Copy out every line in the entries below that includes "JSON".

_DATA FOR ANALYSIS_.
+ + + + +
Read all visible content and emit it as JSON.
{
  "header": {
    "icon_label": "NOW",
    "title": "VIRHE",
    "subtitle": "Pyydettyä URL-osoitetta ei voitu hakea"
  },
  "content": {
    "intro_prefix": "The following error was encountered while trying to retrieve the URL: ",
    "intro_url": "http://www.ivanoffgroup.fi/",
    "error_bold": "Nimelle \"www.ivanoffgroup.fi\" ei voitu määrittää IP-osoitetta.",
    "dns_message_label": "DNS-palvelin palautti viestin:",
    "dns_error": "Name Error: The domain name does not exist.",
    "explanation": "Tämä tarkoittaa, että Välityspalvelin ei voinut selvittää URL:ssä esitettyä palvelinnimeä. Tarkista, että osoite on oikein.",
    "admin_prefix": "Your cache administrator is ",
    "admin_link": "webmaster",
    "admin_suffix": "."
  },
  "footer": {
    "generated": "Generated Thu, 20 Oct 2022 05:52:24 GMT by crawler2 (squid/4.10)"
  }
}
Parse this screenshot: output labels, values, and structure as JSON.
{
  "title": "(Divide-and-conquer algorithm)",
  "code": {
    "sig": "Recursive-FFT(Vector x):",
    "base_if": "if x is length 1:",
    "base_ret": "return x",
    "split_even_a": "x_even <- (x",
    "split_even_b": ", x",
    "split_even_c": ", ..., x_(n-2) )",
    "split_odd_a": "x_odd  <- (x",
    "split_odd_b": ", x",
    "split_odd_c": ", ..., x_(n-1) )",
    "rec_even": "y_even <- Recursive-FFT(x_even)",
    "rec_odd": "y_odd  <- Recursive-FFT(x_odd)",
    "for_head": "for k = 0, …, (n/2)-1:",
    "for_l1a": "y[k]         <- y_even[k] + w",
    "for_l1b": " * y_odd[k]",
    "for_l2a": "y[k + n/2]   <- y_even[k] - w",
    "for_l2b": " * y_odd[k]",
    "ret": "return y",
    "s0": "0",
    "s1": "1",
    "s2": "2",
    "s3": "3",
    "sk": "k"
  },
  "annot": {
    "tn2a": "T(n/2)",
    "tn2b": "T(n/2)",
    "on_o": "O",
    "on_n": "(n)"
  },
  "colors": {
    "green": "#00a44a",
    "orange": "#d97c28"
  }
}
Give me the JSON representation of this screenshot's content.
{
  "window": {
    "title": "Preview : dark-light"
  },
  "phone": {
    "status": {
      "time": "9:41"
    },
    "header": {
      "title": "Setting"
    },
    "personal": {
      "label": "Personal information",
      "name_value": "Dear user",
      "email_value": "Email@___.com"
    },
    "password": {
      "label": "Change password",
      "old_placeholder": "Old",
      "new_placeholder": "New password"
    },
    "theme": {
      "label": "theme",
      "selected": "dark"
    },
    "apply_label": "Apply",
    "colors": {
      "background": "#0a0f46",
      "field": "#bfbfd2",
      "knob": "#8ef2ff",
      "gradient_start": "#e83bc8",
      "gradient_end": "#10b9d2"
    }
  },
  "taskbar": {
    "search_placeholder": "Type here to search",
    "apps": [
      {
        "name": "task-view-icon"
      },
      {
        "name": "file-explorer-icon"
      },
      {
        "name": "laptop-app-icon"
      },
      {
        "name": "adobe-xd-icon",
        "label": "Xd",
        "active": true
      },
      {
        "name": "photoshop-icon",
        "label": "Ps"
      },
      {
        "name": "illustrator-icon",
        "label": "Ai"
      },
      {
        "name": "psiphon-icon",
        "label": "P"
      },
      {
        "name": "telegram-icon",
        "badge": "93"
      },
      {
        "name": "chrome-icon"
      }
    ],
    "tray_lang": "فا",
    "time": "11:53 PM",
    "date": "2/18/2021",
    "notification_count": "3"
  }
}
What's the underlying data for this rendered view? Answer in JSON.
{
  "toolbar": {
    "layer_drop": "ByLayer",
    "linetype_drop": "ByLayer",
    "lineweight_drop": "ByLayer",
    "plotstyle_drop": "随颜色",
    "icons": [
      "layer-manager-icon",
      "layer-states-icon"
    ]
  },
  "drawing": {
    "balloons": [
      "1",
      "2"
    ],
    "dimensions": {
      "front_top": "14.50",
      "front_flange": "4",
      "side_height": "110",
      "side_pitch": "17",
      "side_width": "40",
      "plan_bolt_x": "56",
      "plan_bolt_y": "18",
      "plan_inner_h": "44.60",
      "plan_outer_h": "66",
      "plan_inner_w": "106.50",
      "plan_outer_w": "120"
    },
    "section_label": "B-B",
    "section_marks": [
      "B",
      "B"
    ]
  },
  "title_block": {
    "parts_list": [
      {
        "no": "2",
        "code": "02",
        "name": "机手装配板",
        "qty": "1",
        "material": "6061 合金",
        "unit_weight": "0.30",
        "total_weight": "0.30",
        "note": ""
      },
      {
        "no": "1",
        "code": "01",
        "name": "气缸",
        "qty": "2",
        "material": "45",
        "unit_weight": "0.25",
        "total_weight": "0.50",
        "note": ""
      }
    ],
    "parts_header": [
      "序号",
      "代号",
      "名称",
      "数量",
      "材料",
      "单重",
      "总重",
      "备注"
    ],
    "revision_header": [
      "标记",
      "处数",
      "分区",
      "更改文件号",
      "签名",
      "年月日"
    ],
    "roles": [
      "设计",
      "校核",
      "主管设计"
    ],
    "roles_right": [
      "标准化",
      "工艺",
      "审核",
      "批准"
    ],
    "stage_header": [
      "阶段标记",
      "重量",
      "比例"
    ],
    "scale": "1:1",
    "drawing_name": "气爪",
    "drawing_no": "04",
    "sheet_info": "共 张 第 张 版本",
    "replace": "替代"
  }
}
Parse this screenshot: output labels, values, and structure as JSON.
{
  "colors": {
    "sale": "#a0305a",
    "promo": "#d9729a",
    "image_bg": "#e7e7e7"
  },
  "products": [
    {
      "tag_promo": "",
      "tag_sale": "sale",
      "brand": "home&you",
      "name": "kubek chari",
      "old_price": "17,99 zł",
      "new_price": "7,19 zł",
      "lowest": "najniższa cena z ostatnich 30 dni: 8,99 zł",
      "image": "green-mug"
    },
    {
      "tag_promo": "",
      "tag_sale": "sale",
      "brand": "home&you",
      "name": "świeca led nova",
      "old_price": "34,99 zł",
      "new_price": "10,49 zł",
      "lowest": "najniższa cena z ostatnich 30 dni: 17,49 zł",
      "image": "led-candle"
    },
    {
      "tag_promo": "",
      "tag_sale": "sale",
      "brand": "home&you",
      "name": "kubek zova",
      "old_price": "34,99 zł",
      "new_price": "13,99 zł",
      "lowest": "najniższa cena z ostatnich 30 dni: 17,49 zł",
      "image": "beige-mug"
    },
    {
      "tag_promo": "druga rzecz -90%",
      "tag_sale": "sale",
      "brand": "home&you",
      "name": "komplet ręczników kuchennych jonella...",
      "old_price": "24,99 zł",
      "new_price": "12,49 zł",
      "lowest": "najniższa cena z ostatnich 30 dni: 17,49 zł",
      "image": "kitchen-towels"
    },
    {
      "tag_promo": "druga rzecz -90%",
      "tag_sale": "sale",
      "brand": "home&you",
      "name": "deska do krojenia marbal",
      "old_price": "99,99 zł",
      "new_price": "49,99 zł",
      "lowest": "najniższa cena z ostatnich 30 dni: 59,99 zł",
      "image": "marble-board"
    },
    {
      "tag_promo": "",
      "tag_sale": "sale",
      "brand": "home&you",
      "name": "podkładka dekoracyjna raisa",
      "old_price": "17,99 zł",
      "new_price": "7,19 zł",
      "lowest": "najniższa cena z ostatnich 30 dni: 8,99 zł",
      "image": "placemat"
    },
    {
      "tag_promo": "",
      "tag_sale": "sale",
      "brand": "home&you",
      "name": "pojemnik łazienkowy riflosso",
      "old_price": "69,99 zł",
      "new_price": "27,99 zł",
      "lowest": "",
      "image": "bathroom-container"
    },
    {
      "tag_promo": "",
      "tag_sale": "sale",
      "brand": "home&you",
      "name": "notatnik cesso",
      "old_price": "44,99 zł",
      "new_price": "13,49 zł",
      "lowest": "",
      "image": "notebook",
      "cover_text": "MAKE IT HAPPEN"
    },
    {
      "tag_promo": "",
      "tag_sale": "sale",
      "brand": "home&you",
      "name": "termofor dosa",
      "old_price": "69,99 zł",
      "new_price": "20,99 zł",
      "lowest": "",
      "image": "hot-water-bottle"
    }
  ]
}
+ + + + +
_EXERCISE RESPONSE_.
Read all visible content and emit it as JSON.
Parse this screenshot: output labels, values, and structure as JSON.
Give me the JSON representation of this screenshot's content.
What's the underlying data for this rendered view? Answer in JSON.
Parse this screenshot: output labels, values, and structure as JSON.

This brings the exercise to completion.